[Element data from apps and pages]

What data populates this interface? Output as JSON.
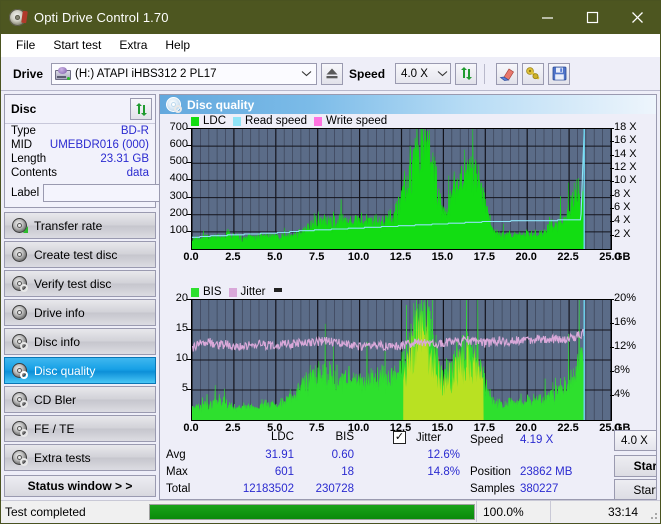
{
  "window": {
    "title": "Opti Drive Control 1.70",
    "icon": "disc-icon",
    "minimize": "minimize-icon",
    "maximize": "maximize-icon",
    "close": "close-icon"
  },
  "menu": {
    "items": [
      "File",
      "Start test",
      "Extra",
      "Help"
    ]
  },
  "toolbar": {
    "drive_label": "Drive",
    "drive_value": "(H:)   ATAPI iHBS312  2 PL17",
    "eject_icon": "eject-icon",
    "speed_label": "Speed",
    "speed_value": "4.0 X",
    "refresh_icon": "refresh-icon",
    "erase_icon": "eraser-icon",
    "bookmark_icon": "keys-icon",
    "save_icon": "floppy-save-icon"
  },
  "disc_panel": {
    "title": "Disc",
    "refresh_icon": "refresh-icon",
    "rows": [
      {
        "key": "Type",
        "value": "BD-R"
      },
      {
        "key": "MID",
        "value": "UMEBDR016 (000)"
      },
      {
        "key": "Length",
        "value": "23.31 GB"
      },
      {
        "key": "Contents",
        "value": "data"
      }
    ],
    "label_key": "Label",
    "label_value": "",
    "label_placeholder": "",
    "disc_button_icon": "disc-icon"
  },
  "nav": {
    "items": [
      {
        "label": "Transfer rate",
        "icon": "disc-arrow-icon",
        "active": false
      },
      {
        "label": "Create test disc",
        "icon": "disc-icon",
        "active": false
      },
      {
        "label": "Verify test disc",
        "icon": "disc-check-icon",
        "active": false
      },
      {
        "label": "Drive info",
        "icon": "drive-icon",
        "active": false
      },
      {
        "label": "Disc info",
        "icon": "disc-info-icon",
        "active": false
      },
      {
        "label": "Disc quality",
        "icon": "disc-quality-icon",
        "active": true
      },
      {
        "label": "CD Bler",
        "icon": "disc-icon",
        "active": false
      },
      {
        "label": "FE / TE",
        "icon": "disc-icon",
        "active": false
      },
      {
        "label": "Extra tests",
        "icon": "disc-icon",
        "active": false
      }
    ],
    "status_window": "Status window > >"
  },
  "panel": {
    "title": "Disc quality",
    "icon": "disc-quality-icon"
  },
  "stats": {
    "col_headers": [
      "LDC",
      "BIS"
    ],
    "row_headers": [
      "Avg",
      "Max",
      "Total"
    ],
    "ldc": {
      "avg": "31.91",
      "max": "601",
      "total": "12183502"
    },
    "bis": {
      "avg": "0.60",
      "max": "18",
      "total": "230728"
    },
    "jitter": {
      "label": "Jitter",
      "checked": true,
      "avg": "12.6%",
      "max": "14.8%"
    },
    "speed_label": "Speed",
    "speed_value": "4.19 X",
    "position_label": "Position",
    "position_value": "23862 MB",
    "samples_label": "Samples",
    "samples_value": "380227",
    "speed_select": "4.0 X",
    "start_full": "Start full",
    "start_part": "Start part"
  },
  "statusbar": {
    "text": "Test completed",
    "percent_label": "100.0%",
    "percent_value": 100,
    "elapsed": "33:14"
  },
  "colors": {
    "titlebar": "#4d5620",
    "plot_bg": "#5b6c88",
    "grid": "#1a1a22",
    "ldc_green": "#12dd12",
    "bis_green": "#2ee02e",
    "jitter_pink": "#d9a8d9",
    "read_speed_cyan": "#8fe4f7",
    "write_speed_magenta": "#ff72e0",
    "accent_blue": "#2b2bd0",
    "progress_green": "#0f9c0f"
  },
  "chart_data": [
    {
      "type": "area",
      "name": "ldc-read-speed-chart",
      "title": "",
      "xlabel": "GB",
      "ylabel": "",
      "xlim": [
        0,
        25
      ],
      "xticks": [
        "0.0",
        "2.5",
        "5.0",
        "7.5",
        "10.0",
        "12.5",
        "15.0",
        "17.5",
        "20.0",
        "22.5",
        "25.0"
      ],
      "xtick_values": [
        0,
        2.5,
        5,
        7.5,
        10,
        12.5,
        15,
        17.5,
        20,
        22.5,
        25
      ],
      "x_unit": "GB",
      "ylim": [
        0,
        700
      ],
      "yticks": [
        100,
        200,
        300,
        400,
        500,
        600,
        700
      ],
      "y2lim": [
        0,
        18
      ],
      "y2ticks": [
        "2 X",
        "4 X",
        "6 X",
        "8 X",
        "10 X",
        "12 X",
        "14 X",
        "16 X",
        "18 X"
      ],
      "y2tick_values": [
        2,
        4,
        6,
        8,
        10,
        12,
        14,
        16,
        18
      ],
      "grid": true,
      "legend": [
        "LDC",
        "Read speed",
        "Write speed"
      ],
      "legend_position": "top-left",
      "data_end_x": 23.4,
      "series": [
        {
          "name": "LDC",
          "kind": "area",
          "color": "#12dd12",
          "x": [
            0.0,
            0.3,
            0.6,
            0.9,
            1.2,
            1.5,
            1.8,
            2.1,
            2.4,
            2.7,
            3.0,
            3.3,
            3.6,
            3.9,
            4.2,
            4.5,
            4.8,
            5.1,
            5.4,
            5.7,
            6.0,
            6.3,
            6.6,
            6.9,
            7.2,
            7.5,
            7.8,
            8.1,
            8.4,
            8.7,
            9.0,
            9.3,
            9.6,
            9.9,
            10.2,
            10.5,
            10.8,
            11.1,
            11.4,
            11.7,
            12.0,
            12.3,
            12.6,
            12.9,
            13.2,
            13.5,
            13.8,
            14.1,
            14.4,
            14.7,
            15.0,
            15.3,
            15.6,
            15.9,
            16.2,
            16.5,
            16.8,
            17.1,
            17.4,
            17.7,
            18.0,
            18.3,
            18.6,
            18.9,
            19.2,
            19.5,
            19.8,
            20.1,
            20.4,
            20.7,
            21.0,
            21.3,
            21.6,
            21.9,
            22.2,
            22.5,
            22.8,
            23.1,
            23.4
          ],
          "y": [
            50,
            62,
            58,
            66,
            60,
            74,
            70,
            85,
            72,
            66,
            60,
            64,
            70,
            66,
            75,
            68,
            72,
            66,
            70,
            64,
            78,
            86,
            96,
            118,
            140,
            155,
            150,
            160,
            152,
            158,
            150,
            156,
            148,
            162,
            150,
            145,
            155,
            150,
            160,
            172,
            185,
            230,
            300,
            400,
            520,
            570,
            600,
            520,
            430,
            300,
            215,
            230,
            300,
            380,
            430,
            455,
            430,
            380,
            300,
            190,
            95,
            80,
            72,
            80,
            76,
            84,
            78,
            90,
            82,
            95,
            88,
            140,
            120,
            160,
            150,
            200,
            280,
            310,
            300
          ]
        },
        {
          "name": "Read speed",
          "kind": "line",
          "color": "#8fe4f7",
          "axis": "right",
          "x": [
            0.0,
            0.8,
            1.6,
            2.4,
            3.2,
            4.0,
            4.8,
            5.6,
            6.4,
            7.2,
            8.0,
            8.8,
            9.6,
            10.4,
            11.2,
            12.0,
            12.8,
            13.6,
            14.4,
            15.2,
            16.0,
            16.8,
            17.6,
            18.4,
            19.2,
            20.0,
            20.8,
            21.6,
            22.4,
            23.2,
            23.4
          ],
          "y": [
            1.7,
            1.9,
            2.0,
            2.1,
            2.2,
            2.3,
            2.4,
            2.5,
            2.7,
            2.8,
            2.9,
            3.0,
            3.1,
            3.2,
            3.3,
            3.4,
            3.5,
            3.6,
            3.7,
            3.8,
            3.9,
            4.0,
            4.1,
            4.15,
            4.2,
            4.2,
            4.25,
            4.3,
            4.35,
            4.4,
            18.0
          ]
        },
        {
          "name": "Write speed",
          "kind": "line",
          "color": "#ff72e0",
          "axis": "right",
          "x": [],
          "y": []
        }
      ]
    },
    {
      "type": "area",
      "name": "bis-jitter-chart",
      "title": "",
      "xlabel": "GB",
      "ylabel": "",
      "xlim": [
        0,
        25
      ],
      "xticks": [
        "0.0",
        "2.5",
        "5.0",
        "7.5",
        "10.0",
        "12.5",
        "15.0",
        "17.5",
        "20.0",
        "22.5",
        "25.0"
      ],
      "xtick_values": [
        0,
        2.5,
        5,
        7.5,
        10,
        12.5,
        15,
        17.5,
        20,
        22.5,
        25
      ],
      "x_unit": "GB",
      "ylim": [
        0,
        20
      ],
      "yticks": [
        5,
        10,
        15,
        20
      ],
      "y2lim": [
        0,
        20
      ],
      "y2ticks": [
        "4%",
        "8%",
        "12%",
        "16%",
        "20%"
      ],
      "y2tick_values": [
        4,
        8,
        12,
        16,
        20
      ],
      "grid": true,
      "legend": [
        "BIS",
        "Jitter"
      ],
      "legend_position": "top-left",
      "data_end_x": 23.4,
      "series": [
        {
          "name": "BIS",
          "kind": "area",
          "color": "#2ee02e",
          "x": [
            0.0,
            0.3,
            0.6,
            0.9,
            1.2,
            1.5,
            1.8,
            2.1,
            2.4,
            2.7,
            3.0,
            3.3,
            3.6,
            3.9,
            4.2,
            4.5,
            4.8,
            5.1,
            5.4,
            5.7,
            6.0,
            6.3,
            6.6,
            6.9,
            7.2,
            7.5,
            7.8,
            8.1,
            8.4,
            8.7,
            9.0,
            9.3,
            9.6,
            9.9,
            10.2,
            10.5,
            10.8,
            11.1,
            11.4,
            11.7,
            12.0,
            12.3,
            12.6,
            12.9,
            13.2,
            13.5,
            13.8,
            14.1,
            14.4,
            14.7,
            15.0,
            15.3,
            15.6,
            15.9,
            16.2,
            16.5,
            16.8,
            17.1,
            17.4,
            17.7,
            18.0,
            18.3,
            18.6,
            18.9,
            19.2,
            19.5,
            19.8,
            20.1,
            20.4,
            20.7,
            21.0,
            21.3,
            21.6,
            21.9,
            22.2,
            22.5,
            22.8,
            23.1,
            23.4
          ],
          "y": [
            2.0,
            2.4,
            2.2,
            2.6,
            2.3,
            4.0,
            3.0,
            2.4,
            2.2,
            2.0,
            2.3,
            2.2,
            2.4,
            2.1,
            2.6,
            2.3,
            2.5,
            2.2,
            3.0,
            3.4,
            4.0,
            4.6,
            5.2,
            6.0,
            6.8,
            7.4,
            7.0,
            7.2,
            6.8,
            7.0,
            6.6,
            6.8,
            6.4,
            6.6,
            6.2,
            6.0,
            6.4,
            6.2,
            6.6,
            7.0,
            7.4,
            8.0,
            9.0,
            11.0,
            15.0,
            16.5,
            17.5,
            15.0,
            12.0,
            9.5,
            7.5,
            8.0,
            9.0,
            10.5,
            11.5,
            12.0,
            11.0,
            9.5,
            7.0,
            4.5,
            3.0,
            2.6,
            2.4,
            2.8,
            2.6,
            3.0,
            2.7,
            3.2,
            2.9,
            3.4,
            3.0,
            4.6,
            4.0,
            5.2,
            5.0,
            6.4,
            8.0,
            9.6,
            10.4
          ]
        },
        {
          "name": "Jitter",
          "kind": "line",
          "color": "#d9a8d9",
          "axis": "right",
          "x": [
            0.0,
            0.5,
            1.0,
            1.5,
            2.0,
            2.5,
            3.0,
            3.5,
            4.0,
            4.5,
            5.0,
            5.5,
            6.0,
            6.5,
            7.0,
            7.5,
            8.0,
            8.5,
            9.0,
            9.5,
            10.0,
            10.5,
            11.0,
            11.5,
            12.0,
            12.5,
            13.0,
            13.5,
            14.0,
            14.5,
            15.0,
            15.5,
            16.0,
            16.5,
            17.0,
            17.5,
            18.0,
            18.5,
            19.0,
            19.5,
            20.0,
            20.5,
            21.0,
            21.5,
            22.0,
            22.5,
            23.0,
            23.4
          ],
          "y": [
            11.8,
            12.7,
            13.1,
            12.4,
            12.6,
            12.2,
            12.5,
            12.3,
            12.6,
            12.4,
            12.5,
            12.6,
            12.7,
            12.8,
            12.9,
            13.0,
            13.1,
            12.9,
            13.0,
            12.6,
            12.3,
            12.2,
            12.5,
            12.3,
            12.1,
            12.4,
            12.7,
            13.0,
            12.8,
            12.6,
            12.9,
            13.1,
            13.0,
            13.3,
            13.0,
            12.8,
            13.0,
            13.2,
            13.1,
            13.3,
            13.2,
            13.4,
            13.3,
            13.5,
            13.4,
            13.6,
            14.0,
            14.6
          ]
        }
      ]
    }
  ]
}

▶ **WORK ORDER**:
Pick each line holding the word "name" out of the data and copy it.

▶ **ANSWER BOX**:
      "name": "ldc-read-speed-chart",
          "name": "LDC",
          "name": "Read speed",
          "name": "Write speed",
      "name": "bis-jitter-chart",
          "name": "BIS",
          "name": "Jitter",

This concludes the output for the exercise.